The bank said it has “decided to implement a front-loaded and strong additional monetary tightening” after seeing the annual inflation rate climb to 15.6 percent last month.
The bank’s main rate was increased by a larger-than-expected 200 basis points.
The lira gained 2 percent in value against the dollar moments after the decision was announced.
The Turkish lira has clawed back roughly 15 percent of its value against the dollar since President Recep Tayyip Erdoğan overhauled his economic team and appointed Naci Ağbal as the new central bank governor in November.
But rising crude oil prices have pushed up Turkey’s inflation rate more than expected, while growing yields on US Treasuries have forced investors out of riskier emerging markets.
Economists blame Erdoğan’s unorthodox belief that high interest rates cause inflation — instead of slowing it down — for many of Turkey’s current economic problems.
But Ağbal appears to have won Erdoğan’s blessing to keep the policy rate high for some time to ward off inflation and help the lira recover.
“Governor Ağbal is clearly keen to embellish his inflation-fighting credentials and thus was willing to go above and beyond what investors had demanded,” Capital Economic analyst Jason Tuvey said in a research note.
Past central bank managers have burned through most of Turkey’s reserves trying to support the currency while rates remained well below the rate of inflation.
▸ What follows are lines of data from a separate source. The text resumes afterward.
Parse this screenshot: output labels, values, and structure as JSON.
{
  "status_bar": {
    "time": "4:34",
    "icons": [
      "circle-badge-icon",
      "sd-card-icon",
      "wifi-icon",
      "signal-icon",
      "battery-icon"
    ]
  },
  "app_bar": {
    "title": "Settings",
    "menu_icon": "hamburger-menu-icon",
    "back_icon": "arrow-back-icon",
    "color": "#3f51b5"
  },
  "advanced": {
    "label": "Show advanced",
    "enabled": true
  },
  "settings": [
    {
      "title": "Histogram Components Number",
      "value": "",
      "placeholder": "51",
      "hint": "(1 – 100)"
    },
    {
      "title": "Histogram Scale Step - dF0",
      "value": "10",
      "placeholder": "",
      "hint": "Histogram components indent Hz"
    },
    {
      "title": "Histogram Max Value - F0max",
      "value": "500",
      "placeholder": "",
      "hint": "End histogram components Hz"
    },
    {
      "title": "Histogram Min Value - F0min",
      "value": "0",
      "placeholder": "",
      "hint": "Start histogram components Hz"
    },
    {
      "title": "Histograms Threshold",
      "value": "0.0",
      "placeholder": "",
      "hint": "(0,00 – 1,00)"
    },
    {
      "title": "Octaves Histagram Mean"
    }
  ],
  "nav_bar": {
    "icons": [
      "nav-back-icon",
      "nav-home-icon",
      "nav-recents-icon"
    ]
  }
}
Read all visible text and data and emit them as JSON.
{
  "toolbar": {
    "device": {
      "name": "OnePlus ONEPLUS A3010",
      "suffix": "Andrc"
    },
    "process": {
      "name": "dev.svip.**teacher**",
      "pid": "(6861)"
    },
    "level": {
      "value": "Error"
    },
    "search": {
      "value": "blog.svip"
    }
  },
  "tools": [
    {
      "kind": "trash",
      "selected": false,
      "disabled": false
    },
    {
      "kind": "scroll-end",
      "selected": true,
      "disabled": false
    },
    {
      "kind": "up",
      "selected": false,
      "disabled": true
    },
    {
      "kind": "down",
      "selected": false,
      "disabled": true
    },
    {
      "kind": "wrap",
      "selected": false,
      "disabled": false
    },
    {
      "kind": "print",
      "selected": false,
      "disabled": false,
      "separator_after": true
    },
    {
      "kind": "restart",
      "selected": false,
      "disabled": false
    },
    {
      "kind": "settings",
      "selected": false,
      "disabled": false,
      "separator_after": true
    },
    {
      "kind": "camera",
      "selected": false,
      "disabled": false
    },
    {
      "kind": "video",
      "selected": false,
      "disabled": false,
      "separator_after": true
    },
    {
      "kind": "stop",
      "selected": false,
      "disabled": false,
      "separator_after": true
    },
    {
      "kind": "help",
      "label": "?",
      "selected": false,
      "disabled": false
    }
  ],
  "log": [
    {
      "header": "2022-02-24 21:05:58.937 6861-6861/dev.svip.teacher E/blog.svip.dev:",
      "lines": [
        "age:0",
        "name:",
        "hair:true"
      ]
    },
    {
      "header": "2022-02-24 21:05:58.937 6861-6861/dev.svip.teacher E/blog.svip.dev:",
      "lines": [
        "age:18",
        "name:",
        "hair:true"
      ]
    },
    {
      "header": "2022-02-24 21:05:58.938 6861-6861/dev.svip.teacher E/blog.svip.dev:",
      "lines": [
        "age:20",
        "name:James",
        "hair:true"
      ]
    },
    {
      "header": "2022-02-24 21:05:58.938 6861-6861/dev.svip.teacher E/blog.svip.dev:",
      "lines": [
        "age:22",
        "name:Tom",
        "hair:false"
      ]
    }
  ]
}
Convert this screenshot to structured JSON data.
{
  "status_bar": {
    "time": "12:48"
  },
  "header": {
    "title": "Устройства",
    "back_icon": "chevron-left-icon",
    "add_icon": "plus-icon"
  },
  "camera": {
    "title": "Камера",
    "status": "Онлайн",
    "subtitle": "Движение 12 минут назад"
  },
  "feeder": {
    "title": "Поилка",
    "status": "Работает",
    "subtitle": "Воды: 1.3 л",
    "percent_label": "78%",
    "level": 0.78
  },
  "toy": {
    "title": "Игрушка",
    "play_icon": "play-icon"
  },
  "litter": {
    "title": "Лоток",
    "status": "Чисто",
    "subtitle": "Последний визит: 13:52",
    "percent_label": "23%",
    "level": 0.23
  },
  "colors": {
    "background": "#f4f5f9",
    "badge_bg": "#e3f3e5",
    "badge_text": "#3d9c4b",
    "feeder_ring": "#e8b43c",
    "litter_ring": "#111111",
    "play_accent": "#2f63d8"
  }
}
The central bank said its “tight monetary policy stance will be maintained decisively, taking into account the end-2021 forecast target, for an extended period until strong indicators point to a permanent fall in inflation and price stability.”
Turkey hopes to bring down the annual inflation rate to under 10 percent by the end of next year and to 5 percent by the time Erdoğan is next scheduled to face an election in 2023.